What is being asked: Work through the records that follow and return each line containing the word "value".

Input for this task:
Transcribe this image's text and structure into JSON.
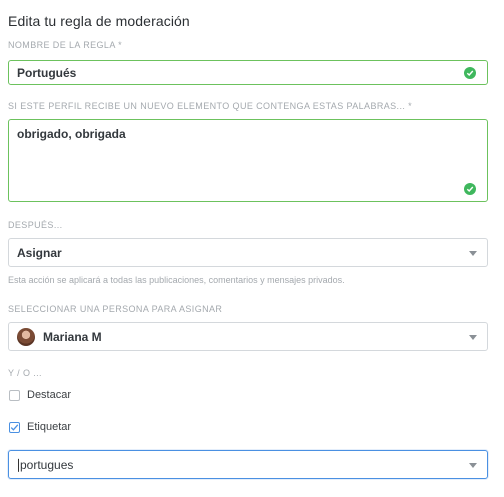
{
  "page": {
    "title": "Edita tu regla de moderación"
  },
  "rule_name": {
    "label": "NOMBRE DE LA REGLA *",
    "value": "Portugués"
  },
  "keywords": {
    "label": "SI ESTE PERFIL RECIBE UN NUEVO ELEMENTO QUE CONTENGA ESTAS PALABRAS... *",
    "value": "obrigado, obrigada"
  },
  "after": {
    "label": "DESPUÉS...",
    "value": "Asignar",
    "help": "Esta acción se aplicará a todas las publicaciones, comentarios y mensajes privados."
  },
  "assign": {
    "label": "SELECCIONAR UNA PERSONA PARA ASIGNAR",
    "value": "Mariana M"
  },
  "and_or": {
    "label": "Y / O ..."
  },
  "options": {
    "highlight": {
      "label": "Destacar",
      "checked": false
    },
    "tag": {
      "label": "Etiquetar",
      "checked": true
    }
  },
  "tag_input": {
    "value": "portugues"
  },
  "colors": {
    "valid": "#6cc25d",
    "focus": "#4a90e2",
    "label": "#a4a9ae"
  }
}
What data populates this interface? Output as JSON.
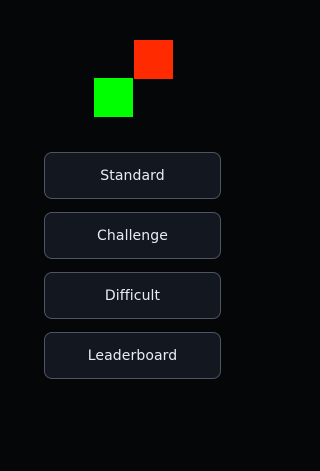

Solution:
    "value": "Portugués"
    "value": "obrigado, obrigada"
    "value": "Asignar",
    "value": "Mariana M"
    "value": "portugues"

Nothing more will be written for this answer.